NCJ Number
Policing-an International Journal of Police Strategies & Management Volume: 43 Issue: 3 Dated: 2020 Pages: 495-509
Paige S. Thompson; Bryce E. Peterson; Daniel S. Lawrence
Date Published
15 pages
This study examined community members' perceptions of the Milwaukee Police Department's (MPD's) body-worn camera (BWC) program, focusing on their knowledge and support of the program and its impact on their views of procedural justice and legitimacy.

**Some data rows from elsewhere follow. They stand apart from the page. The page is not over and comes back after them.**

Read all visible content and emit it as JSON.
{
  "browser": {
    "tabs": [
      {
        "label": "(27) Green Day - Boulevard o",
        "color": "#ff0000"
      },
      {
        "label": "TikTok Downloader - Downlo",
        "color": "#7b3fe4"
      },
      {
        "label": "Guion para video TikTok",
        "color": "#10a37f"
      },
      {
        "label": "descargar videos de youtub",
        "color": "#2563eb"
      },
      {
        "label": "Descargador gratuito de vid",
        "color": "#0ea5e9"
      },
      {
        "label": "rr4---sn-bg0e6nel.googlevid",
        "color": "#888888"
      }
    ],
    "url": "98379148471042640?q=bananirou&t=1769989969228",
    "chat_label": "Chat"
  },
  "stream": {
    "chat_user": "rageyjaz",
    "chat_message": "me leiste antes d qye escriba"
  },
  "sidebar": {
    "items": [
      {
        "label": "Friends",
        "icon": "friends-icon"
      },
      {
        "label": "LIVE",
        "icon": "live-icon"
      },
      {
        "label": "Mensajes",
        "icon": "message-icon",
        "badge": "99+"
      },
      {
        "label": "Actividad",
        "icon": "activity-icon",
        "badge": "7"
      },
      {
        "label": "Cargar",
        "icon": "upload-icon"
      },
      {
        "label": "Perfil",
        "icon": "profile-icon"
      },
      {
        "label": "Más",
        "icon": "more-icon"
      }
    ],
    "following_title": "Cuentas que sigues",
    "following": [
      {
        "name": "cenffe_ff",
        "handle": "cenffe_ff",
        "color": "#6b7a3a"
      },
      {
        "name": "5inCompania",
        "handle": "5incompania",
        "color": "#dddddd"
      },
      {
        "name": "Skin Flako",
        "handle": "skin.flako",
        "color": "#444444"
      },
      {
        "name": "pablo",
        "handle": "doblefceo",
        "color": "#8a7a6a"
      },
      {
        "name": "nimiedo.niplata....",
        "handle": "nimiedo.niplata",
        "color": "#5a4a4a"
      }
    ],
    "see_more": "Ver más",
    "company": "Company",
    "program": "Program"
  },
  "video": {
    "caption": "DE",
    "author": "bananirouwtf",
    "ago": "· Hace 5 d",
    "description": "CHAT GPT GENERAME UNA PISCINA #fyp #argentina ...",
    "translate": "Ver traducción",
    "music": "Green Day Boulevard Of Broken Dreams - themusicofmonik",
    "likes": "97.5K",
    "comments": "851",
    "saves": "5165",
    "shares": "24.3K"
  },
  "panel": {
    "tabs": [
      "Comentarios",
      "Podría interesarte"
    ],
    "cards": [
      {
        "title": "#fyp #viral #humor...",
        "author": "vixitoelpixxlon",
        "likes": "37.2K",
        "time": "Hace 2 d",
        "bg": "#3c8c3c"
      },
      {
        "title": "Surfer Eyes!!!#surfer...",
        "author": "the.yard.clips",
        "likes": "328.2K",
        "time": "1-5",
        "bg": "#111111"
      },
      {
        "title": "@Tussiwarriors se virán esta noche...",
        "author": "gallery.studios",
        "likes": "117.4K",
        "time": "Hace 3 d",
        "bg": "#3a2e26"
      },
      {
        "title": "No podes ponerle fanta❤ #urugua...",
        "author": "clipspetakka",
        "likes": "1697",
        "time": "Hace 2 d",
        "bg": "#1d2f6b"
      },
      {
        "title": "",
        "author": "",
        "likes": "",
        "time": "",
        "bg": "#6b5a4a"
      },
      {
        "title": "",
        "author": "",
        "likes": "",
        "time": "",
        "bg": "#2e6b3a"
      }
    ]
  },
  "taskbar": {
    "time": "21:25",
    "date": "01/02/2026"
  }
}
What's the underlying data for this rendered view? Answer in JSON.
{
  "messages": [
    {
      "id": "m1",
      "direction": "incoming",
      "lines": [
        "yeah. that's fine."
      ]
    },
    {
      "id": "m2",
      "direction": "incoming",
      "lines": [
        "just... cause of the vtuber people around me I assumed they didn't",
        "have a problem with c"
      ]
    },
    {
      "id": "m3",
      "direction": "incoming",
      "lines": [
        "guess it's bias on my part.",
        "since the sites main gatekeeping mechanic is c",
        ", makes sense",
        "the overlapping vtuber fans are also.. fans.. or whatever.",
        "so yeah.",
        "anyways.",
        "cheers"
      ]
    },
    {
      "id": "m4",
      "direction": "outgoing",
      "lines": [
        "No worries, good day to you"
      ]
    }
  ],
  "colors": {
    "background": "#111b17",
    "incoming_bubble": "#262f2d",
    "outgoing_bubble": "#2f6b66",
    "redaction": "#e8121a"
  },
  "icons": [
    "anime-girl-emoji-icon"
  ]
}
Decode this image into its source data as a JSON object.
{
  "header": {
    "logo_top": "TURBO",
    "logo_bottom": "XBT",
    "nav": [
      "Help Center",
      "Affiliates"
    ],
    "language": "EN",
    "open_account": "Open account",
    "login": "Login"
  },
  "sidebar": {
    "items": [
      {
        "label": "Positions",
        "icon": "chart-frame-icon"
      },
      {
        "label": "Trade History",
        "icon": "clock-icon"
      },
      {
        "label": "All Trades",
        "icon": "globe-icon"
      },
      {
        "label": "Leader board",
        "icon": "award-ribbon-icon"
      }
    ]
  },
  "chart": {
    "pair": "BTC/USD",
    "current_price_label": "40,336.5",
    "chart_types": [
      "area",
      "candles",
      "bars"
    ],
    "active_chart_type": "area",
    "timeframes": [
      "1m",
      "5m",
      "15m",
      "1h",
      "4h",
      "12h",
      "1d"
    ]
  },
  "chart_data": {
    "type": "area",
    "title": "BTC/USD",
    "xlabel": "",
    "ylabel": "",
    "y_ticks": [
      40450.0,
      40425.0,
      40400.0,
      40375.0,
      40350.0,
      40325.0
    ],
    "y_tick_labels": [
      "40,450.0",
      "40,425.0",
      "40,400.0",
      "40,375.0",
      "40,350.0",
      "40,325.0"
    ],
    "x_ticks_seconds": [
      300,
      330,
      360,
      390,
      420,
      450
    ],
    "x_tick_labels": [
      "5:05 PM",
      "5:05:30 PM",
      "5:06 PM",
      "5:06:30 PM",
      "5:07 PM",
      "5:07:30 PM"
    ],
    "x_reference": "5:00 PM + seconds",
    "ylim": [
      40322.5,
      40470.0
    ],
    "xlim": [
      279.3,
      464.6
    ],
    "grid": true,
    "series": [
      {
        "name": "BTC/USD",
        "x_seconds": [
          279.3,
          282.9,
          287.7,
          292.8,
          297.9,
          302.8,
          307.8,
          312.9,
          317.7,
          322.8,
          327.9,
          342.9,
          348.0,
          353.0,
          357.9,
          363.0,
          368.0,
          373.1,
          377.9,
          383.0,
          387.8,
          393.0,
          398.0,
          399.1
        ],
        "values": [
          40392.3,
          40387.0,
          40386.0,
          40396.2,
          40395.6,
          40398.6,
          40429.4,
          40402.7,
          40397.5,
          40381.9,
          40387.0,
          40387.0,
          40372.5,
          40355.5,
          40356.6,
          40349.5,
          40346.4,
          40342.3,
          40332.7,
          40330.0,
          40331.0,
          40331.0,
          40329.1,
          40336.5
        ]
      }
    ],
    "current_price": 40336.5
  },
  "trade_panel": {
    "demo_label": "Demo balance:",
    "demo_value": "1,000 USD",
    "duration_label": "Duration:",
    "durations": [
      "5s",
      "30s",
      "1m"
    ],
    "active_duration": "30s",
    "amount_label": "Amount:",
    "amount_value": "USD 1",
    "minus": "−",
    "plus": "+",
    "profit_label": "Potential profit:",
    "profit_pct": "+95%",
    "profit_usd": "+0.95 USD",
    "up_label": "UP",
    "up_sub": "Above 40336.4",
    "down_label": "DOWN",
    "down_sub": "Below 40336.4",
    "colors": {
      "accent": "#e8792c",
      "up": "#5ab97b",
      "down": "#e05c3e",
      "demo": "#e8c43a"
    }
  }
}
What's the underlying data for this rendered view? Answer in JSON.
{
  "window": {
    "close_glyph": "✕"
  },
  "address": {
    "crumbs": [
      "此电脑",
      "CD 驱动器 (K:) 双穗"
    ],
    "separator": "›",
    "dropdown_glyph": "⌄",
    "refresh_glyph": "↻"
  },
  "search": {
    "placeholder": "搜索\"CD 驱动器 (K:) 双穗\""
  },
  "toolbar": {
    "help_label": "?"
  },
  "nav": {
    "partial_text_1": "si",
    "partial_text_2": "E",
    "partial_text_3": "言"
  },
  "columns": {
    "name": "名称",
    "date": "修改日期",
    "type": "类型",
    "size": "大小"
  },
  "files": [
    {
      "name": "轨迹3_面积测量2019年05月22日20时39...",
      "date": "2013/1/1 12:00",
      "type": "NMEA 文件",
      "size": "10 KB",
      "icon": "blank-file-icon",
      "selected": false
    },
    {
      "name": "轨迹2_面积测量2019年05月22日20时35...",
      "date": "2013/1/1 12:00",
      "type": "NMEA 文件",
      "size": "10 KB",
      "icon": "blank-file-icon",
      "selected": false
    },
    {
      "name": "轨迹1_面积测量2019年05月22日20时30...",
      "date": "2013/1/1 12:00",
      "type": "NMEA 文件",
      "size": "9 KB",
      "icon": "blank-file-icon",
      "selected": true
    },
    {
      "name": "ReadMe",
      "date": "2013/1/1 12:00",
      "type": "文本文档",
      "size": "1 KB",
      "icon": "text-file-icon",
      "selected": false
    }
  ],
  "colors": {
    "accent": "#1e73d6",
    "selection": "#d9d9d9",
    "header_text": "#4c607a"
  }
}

A two-wave, online survey was administered to Milwaukee-area residents in the fall of 2017 and summer of 2018, yielding 1,527 respondents. Multivariate regression analyses focused on overall relationships between sociodemographic characteristics, community member knowledge of the program, procedural justice, and legitimacy and support for BWCs. The survey responses indicated that community members were supportive of BWCs and viewed officers as procedurally just and legitimate; however, perceptions were significantly lower among Black respondents. Respondents with knowledge of the BWC program were more likely to view officers as procedurally just, but program knowledge did not increase support for it. A discussion of the limitations and implications of this research notes that police agencies may benefit from improving community awareness of their BWC program, since knowledge of the program was positively linked to the views of departmental procedural justice and legitimacy; however, education efforts alone are not sufficient to improve police-community relations. Future research should examine how policing stakeholders can engage the community to build views of legitimacy associated with BWC. (publisher abstract modified)